  • Example interactive applications (project community graph-based visualization, programming language popularity metrics) developed using the dataset.

Scientific dissemination

The scientific dissemination strategy for the project included publications to conferences and journals. The project produced 2 conference and 2 journal publications. One of them won the Best Data Showcase Award at the 10th conference of Mining Software Repositories. The following publications resulted from the project:



2 more works that resulted from the project (large scale analysis of the pull based development model, experiences of teaching functional programming at TU Delft) are currently under review.

Invited talks

Georgios Gousios has been invited to present his experience in building large scale, open access research data sets at the Panel on Open Access in the 29th International Conference on Software maintenance. He presented the project and its success at attracting external users almost immediately and attributed it to the fact that it was open and well documented from the beginning (blog post, presentation).

In addition, the project was presented after invitation at the following universities/research groups/companies:

  • Software Technology Group, TU Darmstadt, Germany (presentation)
  • Information Systems Laboratory, Athens University of Economics and Business, Greece (presentation)
  • IHomer, Breda, The Netherlands. Presentation: “On Software Changes, Large and Small”

Dissemination strategy effectiveness metrics

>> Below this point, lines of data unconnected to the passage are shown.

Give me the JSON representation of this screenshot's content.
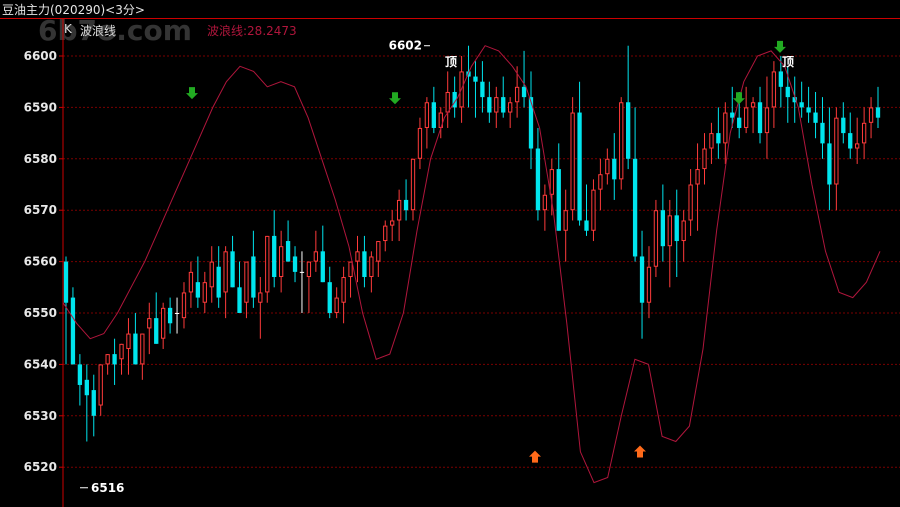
{
  "window": {
    "instrument": "豆油主力(020290)<3分>"
  },
  "indicator": {
    "k_label": "K",
    "name": "波浪线",
    "value_label": "波浪线:28.2473"
  },
  "watermark": "6b7o.com",
  "colors": {
    "up": "#ff3b3b",
    "down": "#00e5ee",
    "neutral": "#ffffff",
    "grid": "#7a0000",
    "wave": "#b0163c",
    "axis": "#cc0000",
    "sell_arrow": "#22aa22",
    "buy_arrow": "#ff6a1a"
  },
  "chart_data": {
    "type": "candlestick",
    "ylim": [
      6514,
      6604
    ],
    "yticks": [
      6520,
      6530,
      6540,
      6550,
      6560,
      6570,
      6580,
      6590,
      6600
    ],
    "annotations": {
      "high": {
        "value": 6602,
        "label": "6602"
      },
      "low": {
        "value": 6516,
        "label": "6516"
      },
      "top_label": "顶"
    },
    "candles": [
      [
        6560,
        6561,
        6540,
        6552
      ],
      [
        6553,
        6555,
        6540,
        6540
      ],
      [
        6540,
        6542,
        6532,
        6536
      ],
      [
        6537,
        6540,
        6525,
        6534
      ],
      [
        6535,
        6538,
        6526,
        6530
      ],
      [
        6532,
        6540,
        6530,
        6540
      ],
      [
        6540,
        6542,
        6538,
        6542
      ],
      [
        6542,
        6545,
        6536,
        6540
      ],
      [
        6541,
        6544,
        6538,
        6544
      ],
      [
        6543,
        6549,
        6538,
        6546
      ],
      [
        6546,
        6550,
        6540,
        6540
      ],
      [
        6540,
        6546,
        6537,
        6546
      ],
      [
        6547,
        6552,
        6542,
        6549
      ],
      [
        6549,
        6554,
        6544,
        6544
      ],
      [
        6545,
        6552,
        6543,
        6551
      ],
      [
        6551,
        6553,
        6546,
        6548
      ],
      [
        6550,
        6553,
        6546,
        6550
      ],
      [
        6549,
        6556,
        6547,
        6554
      ],
      [
        6554,
        6560,
        6551,
        6558
      ],
      [
        6556,
        6561,
        6551,
        6553
      ],
      [
        6552,
        6558,
        6550,
        6556
      ],
      [
        6555,
        6563,
        6552,
        6560
      ],
      [
        6559,
        6563,
        6551,
        6553
      ],
      [
        6554,
        6563,
        6549,
        6562
      ],
      [
        6562,
        6565,
        6555,
        6555
      ],
      [
        6555,
        6560,
        6550,
        6550
      ],
      [
        6552,
        6558,
        6549,
        6560
      ],
      [
        6561,
        6566,
        6551,
        6553
      ],
      [
        6552,
        6557,
        6545,
        6554
      ],
      [
        6554,
        6565,
        6552,
        6565
      ],
      [
        6565,
        6570,
        6555,
        6557
      ],
      [
        6557,
        6566,
        6554,
        6563
      ],
      [
        6564,
        6568,
        6560,
        6560
      ],
      [
        6561,
        6563,
        6556,
        6558
      ],
      [
        6558,
        6562,
        6550,
        6558
      ],
      [
        6557,
        6560,
        6550,
        6560
      ],
      [
        6560,
        6566,
        6558,
        6562
      ],
      [
        6562,
        6567,
        6556,
        6556
      ],
      [
        6556,
        6559,
        6549,
        6550
      ],
      [
        6550,
        6555,
        6549,
        6553
      ],
      [
        6552,
        6559,
        6548,
        6557
      ],
      [
        6557,
        6560,
        6553,
        6560
      ],
      [
        6560,
        6565,
        6556,
        6562
      ],
      [
        6562,
        6565,
        6555,
        6557
      ],
      [
        6557,
        6562,
        6554,
        6561
      ],
      [
        6560,
        6564,
        6557,
        6564
      ],
      [
        6564,
        6568,
        6562,
        6567
      ],
      [
        6567,
        6570,
        6564,
        6568
      ],
      [
        6568,
        6574,
        6564,
        6572
      ],
      [
        6572,
        6576,
        6568,
        6570
      ],
      [
        6570,
        6580,
        6568,
        6580
      ],
      [
        6580,
        6588,
        6578,
        6586
      ],
      [
        6586,
        6592,
        6582,
        6591
      ],
      [
        6591,
        6594,
        6585,
        6586
      ],
      [
        6586,
        6590,
        6584,
        6589
      ],
      [
        6589,
        6597,
        6586,
        6593
      ],
      [
        6593,
        6596,
        6588,
        6590
      ],
      [
        6590,
        6600,
        6587,
        6597
      ],
      [
        6597,
        6602,
        6590,
        6596
      ],
      [
        6596,
        6599,
        6588,
        6595
      ],
      [
        6595,
        6599,
        6589,
        6592
      ],
      [
        6592,
        6595,
        6587,
        6589
      ],
      [
        6589,
        6594,
        6586,
        6592
      ],
      [
        6592,
        6596,
        6588,
        6589
      ],
      [
        6589,
        6592,
        6586,
        6591
      ],
      [
        6591,
        6598,
        6588,
        6594
      ],
      [
        6594,
        6601,
        6590,
        6592
      ],
      [
        6592,
        6597,
        6578,
        6582
      ],
      [
        6582,
        6586,
        6568,
        6570
      ],
      [
        6570,
        6575,
        6566,
        6573
      ],
      [
        6573,
        6580,
        6569,
        6578
      ],
      [
        6578,
        6583,
        6566,
        6566
      ],
      [
        6566,
        6574,
        6560,
        6570
      ],
      [
        6570,
        6592,
        6568,
        6589
      ],
      [
        6589,
        6595,
        6567,
        6568
      ],
      [
        6568,
        6575,
        6565,
        6566
      ],
      [
        6566,
        6576,
        6564,
        6574
      ],
      [
        6574,
        6580,
        6570,
        6577
      ],
      [
        6577,
        6582,
        6575,
        6580
      ],
      [
        6580,
        6585,
        6572,
        6576
      ],
      [
        6576,
        6592,
        6574,
        6591
      ],
      [
        6591,
        6602,
        6578,
        6580
      ],
      [
        6580,
        6590,
        6560,
        6561
      ],
      [
        6561,
        6566,
        6545,
        6552
      ],
      [
        6552,
        6563,
        6549,
        6559
      ],
      [
        6559,
        6572,
        6557,
        6570
      ],
      [
        6570,
        6575,
        6560,
        6563
      ],
      [
        6563,
        6572,
        6555,
        6569
      ],
      [
        6569,
        6574,
        6557,
        6564
      ],
      [
        6564,
        6570,
        6560,
        6568
      ],
      [
        6568,
        6578,
        6565,
        6575
      ],
      [
        6575,
        6583,
        6566,
        6578
      ],
      [
        6578,
        6585,
        6575,
        6582
      ],
      [
        6582,
        6587,
        6579,
        6585
      ],
      [
        6585,
        6590,
        6580,
        6583
      ],
      [
        6583,
        6591,
        6579,
        6589
      ],
      [
        6589,
        6594,
        6586,
        6588
      ],
      [
        6588,
        6593,
        6584,
        6586
      ],
      [
        6586,
        6594,
        6585,
        6590
      ],
      [
        6590,
        6592,
        6585,
        6591
      ],
      [
        6591,
        6594,
        6583,
        6585
      ],
      [
        6585,
        6596,
        6580,
        6590
      ],
      [
        6590,
        6599,
        6586,
        6597
      ],
      [
        6597,
        6600,
        6590,
        6594
      ],
      [
        6594,
        6598,
        6587,
        6592
      ],
      [
        6592,
        6596,
        6587,
        6591
      ],
      [
        6591,
        6595,
        6588,
        6590
      ],
      [
        6590,
        6594,
        6587,
        6589
      ],
      [
        6589,
        6593,
        6584,
        6587
      ],
      [
        6587,
        6592,
        6580,
        6583
      ],
      [
        6583,
        6590,
        6570,
        6575
      ],
      [
        6575,
        6590,
        6570,
        6588
      ],
      [
        6588,
        6591,
        6583,
        6585
      ],
      [
        6585,
        6589,
        6580,
        6582
      ],
      [
        6582,
        6588,
        6579,
        6583
      ],
      [
        6583,
        6590,
        6580,
        6587
      ],
      [
        6587,
        6592,
        6584,
        6590
      ],
      [
        6590,
        6594,
        6586,
        6588
      ]
    ],
    "wave": [
      6552,
      6548,
      6545,
      6546,
      6550,
      6555,
      6560,
      6566,
      6572,
      6578,
      6584,
      6590,
      6595,
      6598,
      6597,
      6594,
      6595,
      6594,
      6588,
      6580,
      6572,
      6563,
      6550,
      6541,
      6542,
      6550,
      6566,
      6580,
      6588,
      6592,
      6598,
      6602,
      6601,
      6598,
      6594,
      6586,
      6570,
      6548,
      6523,
      6517,
      6518,
      6530,
      6541,
      6540,
      6526,
      6525,
      6528,
      6543,
      6566,
      6585,
      6595,
      6600,
      6601,
      6598,
      6590,
      6575,
      6562,
      6554,
      6553,
      6556,
      6562
    ],
    "sell_signals": [
      6592,
      6591,
      6591,
      6601
    ],
    "buy_signals": [
      6524,
      6525
    ],
    "top_labels": 2
  }
}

  • The artifacts generated by the project are in active use by at least 7 institutions outside TU Delft. 4 external scientific publications have been submitted/accepted in field conferences.

  • The dataset has been selected as the official dataset of the mining challenge at the 11th Conference on Mining Software Repositories. Currently, more than 40 downloads of the dataset from more than 30 universities have been recorded in our logs.

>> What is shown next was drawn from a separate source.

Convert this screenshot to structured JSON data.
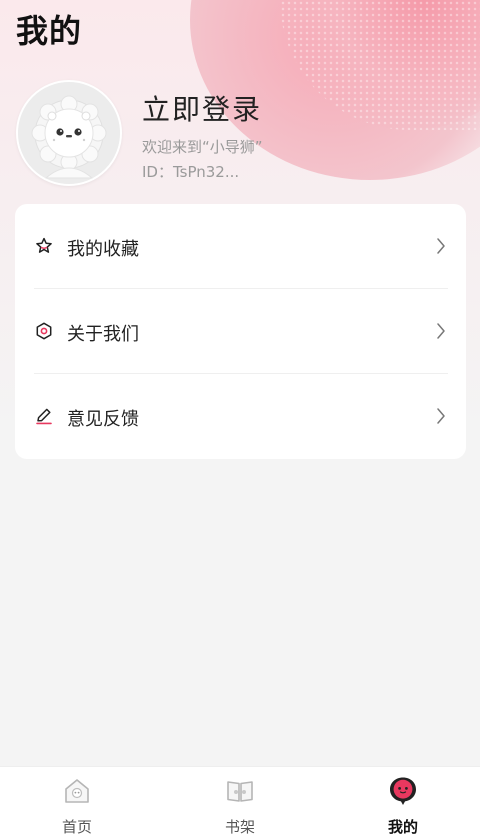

  • The source code repository has been starred (is being followed) by 35 Github users, while the corresponding Ruby library has been downloaded 4,500 times.

  • The 40 unique visitors a day with a return visitor rate of more that 50%. In total, it has been visited by 1,200 visitors, most from the US, Canada and Brazil. It has appeared in social media more in excess of 50 times.

  • The blog posts by Georgios Gousios on topics about and related to GHTorrent have been viewed by more than 800 unique users while they appeared in social media more than 70 times.

Impact and Availability

The project has generated a stream of follow up work. The dataset has been selected for the mining challenge of the 11th Conference on Mining Software Repositories, the flagship conference in the field. It is currently being actively analyzed by researchers in more than 7 Universities, while papers from independent researchers have been already published. Analysis and visualization results produced through the project have been used as examples of cutting edge research in conference keynotes (e.g by Brian Doll at MSR13).

You can find more about the project, including the datasets, links to source code, visualizations and documentation through the project’s website at


31 October 2013